Jewish cultural anthropologist Ernest Becker wrote in his 1973 Pulitzer Prize wining book The Denial of Death, “Modern man is drinking and drugging himself out of awareness, or he spends his time shopping, which is the same thing.” The point is that we often build sophisticated mechanisms for avoiding what is really threatening to us. If Dr. Becker had written it today he probably would have added texting, tweeting and the mass rubbernecking that we call reality television. In reality much of our procrastination is simply a sluggish denial of our fears.
Sir William Osler was the founder of John Hopkins School of Medicine. It took two volumes, containing 1466 pages to tell his life story and mammoth accomplishments. Apparently he almost failed out of school while a medical student at Montreal General Hospital in 1871. He was so worried about passing his exams that he could not focus on his studies. Then he read these 21 words by Thomas Carlyle; “Our Main business is not to see what lies dimly at a distance, but to do what lies clearly at hand.” Forty-two years later he summed it up in an aphorism while speaking at Yale University, “Live in day tight compartments.”
staring down life
This is precisely the wisdom Mashiach Yeshua offers, “Do not worry about tomorrow, for tomorrow will worry about itself.” Clearly thoughts about our failures of the past, and fear of the potential for future failure can stagnate us today. The sad irony is that by so doing we often guarantee failure without leaving the gate and multiply our stress, therefore validating our fear and self-loathing. So procrastination is the anti-equanimity! The easiest way achieve serenity and balance in the face of concerns is to look them directly in the face.
Here are three steps that can be helpful in doing so.

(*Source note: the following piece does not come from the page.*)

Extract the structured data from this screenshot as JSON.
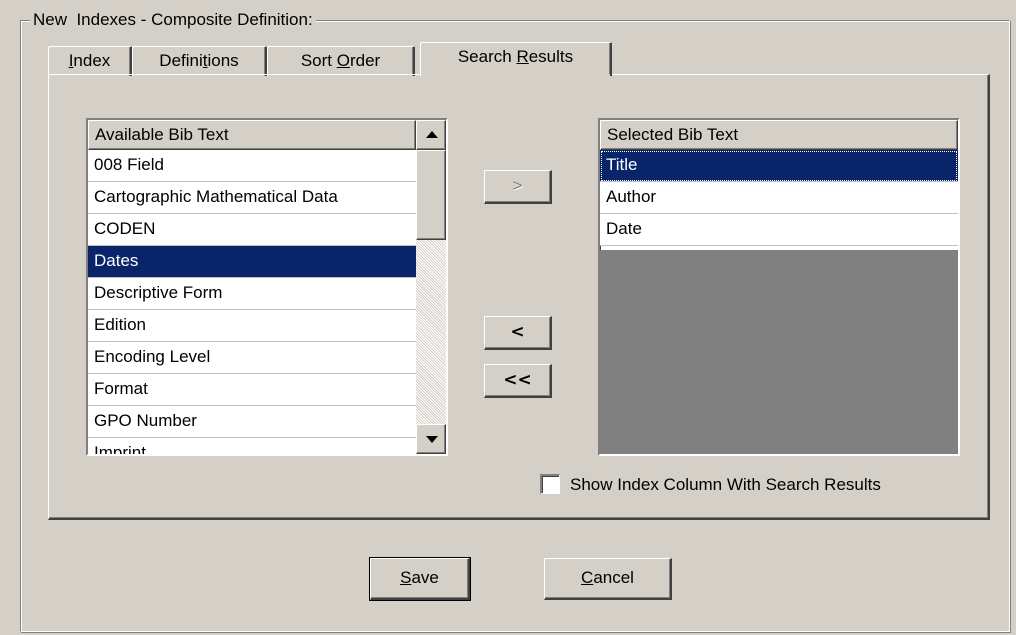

- Analyze the situation fearlessly and honestly and figure out what would be the worst that could occur at the result of this failure.
- After figuring the worst that could happen, reconcile yourself to accepting it, if necessary. Then pray giving the result over to providence. Remember God clothes the butterflies and the lilies he will not leave you naked and forgotten.

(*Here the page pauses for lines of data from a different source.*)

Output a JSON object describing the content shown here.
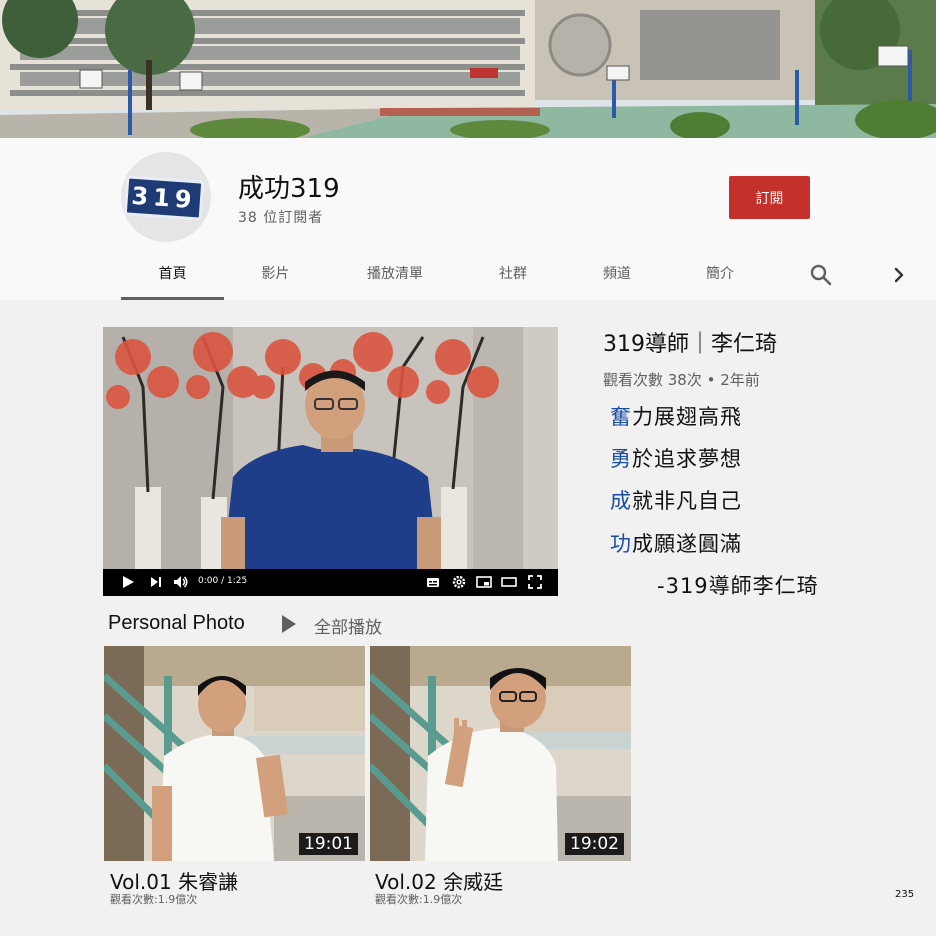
{
  "channel": {
    "avatar_text": "319",
    "name": "成功319",
    "subscribers": "38 位訂閱者",
    "subscribe_label": "訂閱"
  },
  "tabs": [
    {
      "label": "首頁",
      "active": true
    },
    {
      "label": "影片"
    },
    {
      "label": "播放清單"
    },
    {
      "label": "社群"
    },
    {
      "label": "頻道"
    },
    {
      "label": "簡介"
    }
  ],
  "icons": {
    "search": "search-icon",
    "more": "chevron-right-icon",
    "play": "play-icon",
    "next": "next-icon",
    "volume": "volume-icon",
    "captions": "captions-icon",
    "settings": "gear-icon",
    "miniplayer": "miniplayer-icon",
    "theater": "theater-icon",
    "fullscreen": "fullscreen-icon"
  },
  "player": {
    "time": "0:00 / 1:25"
  },
  "featured": {
    "title": "319導師｜李仁琦",
    "meta": "觀看次數 38次 • 2年前",
    "lines": [
      {
        "first": "奮",
        "rest": "力展翅高飛"
      },
      {
        "first": "勇",
        "rest": "於追求夢想"
      },
      {
        "first": "成",
        "rest": "就非凡自己"
      },
      {
        "first": "功",
        "rest": "成願遂圓滿"
      }
    ],
    "signature": "-319導師李仁琦"
  },
  "playlist": {
    "title": "Personal Photo",
    "play_all": "全部播放",
    "videos": [
      {
        "duration": "19:01",
        "title": "Vol.01 朱睿謙",
        "views": "觀看次數:1.9億次"
      },
      {
        "duration": "19:02",
        "title": "Vol.02 余威廷",
        "views": "觀看次數:1.9億次"
      }
    ]
  },
  "colors": {
    "subscribe": "#c4302b",
    "accent_text": "#1b4da3",
    "background": "#f1f1f1",
    "header": "#f9f9f9"
  },
  "page_number": "235"
}
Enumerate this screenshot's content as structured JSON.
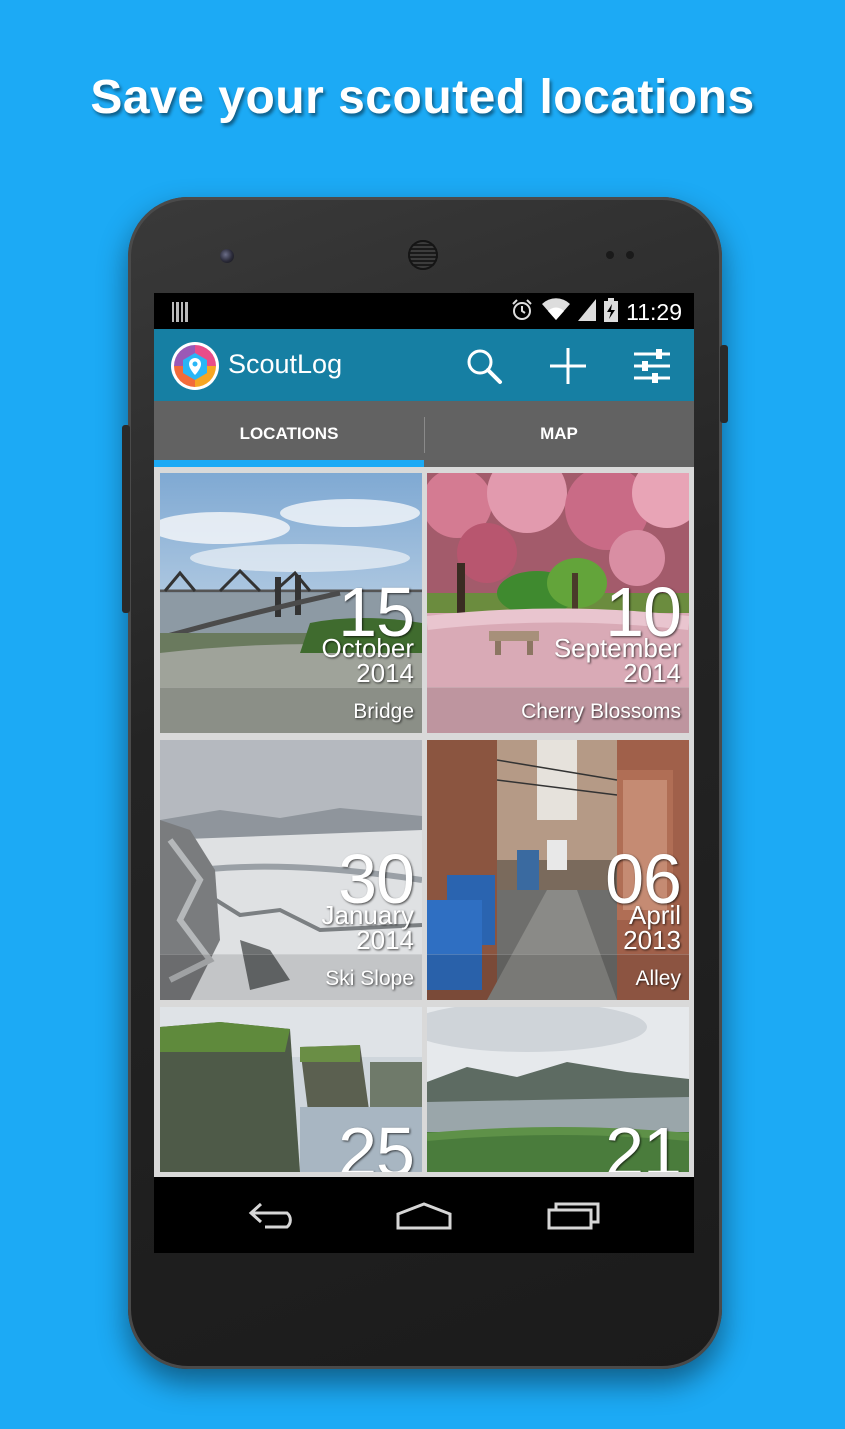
{
  "headline": "Save your scouted locations",
  "status_bar": {
    "time": "11:29",
    "icons": [
      "barcode-icon",
      "alarm-icon",
      "wifi-icon",
      "signal-icon",
      "battery-charging-icon"
    ]
  },
  "app_bar": {
    "title": "ScoutLog",
    "logo": "scoutlog-logo-icon",
    "actions": [
      "search-icon",
      "add-icon",
      "filter-sliders-icon"
    ]
  },
  "tabs": [
    {
      "label": "LOCATIONS",
      "selected": true
    },
    {
      "label": "MAP",
      "selected": false
    }
  ],
  "locations": [
    {
      "day": "15",
      "month": "October",
      "year": "2014",
      "name": "Bridge"
    },
    {
      "day": "10",
      "month": "September",
      "year": "2014",
      "name": "Cherry Blossoms"
    },
    {
      "day": "30",
      "month": "January",
      "year": "2014",
      "name": "Ski Slope"
    },
    {
      "day": "06",
      "month": "April",
      "year": "2013",
      "name": "Alley"
    },
    {
      "day": "25",
      "month": "",
      "year": "",
      "name": ""
    },
    {
      "day": "21",
      "month": "",
      "year": "",
      "name": ""
    }
  ],
  "nav_bar": [
    "back-icon",
    "home-icon",
    "recents-icon"
  ],
  "colors": {
    "background": "#1caaf5",
    "app_bar": "#167fa3",
    "tab_bar": "#626262",
    "tab_indicator": "#1caaf5"
  }
}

- From that time on, calmly devote your time and energy to improving upon the worst that could happen.
We are often afraid that we are losing the fight, and we suffer fear and anxiety. But hope brings back a faith that we will win. So face those fears, large and small, head on, and echo the words of the Rabbi Sh’aul of Tarshish, “I can do all things through Messiah who strengthens me.”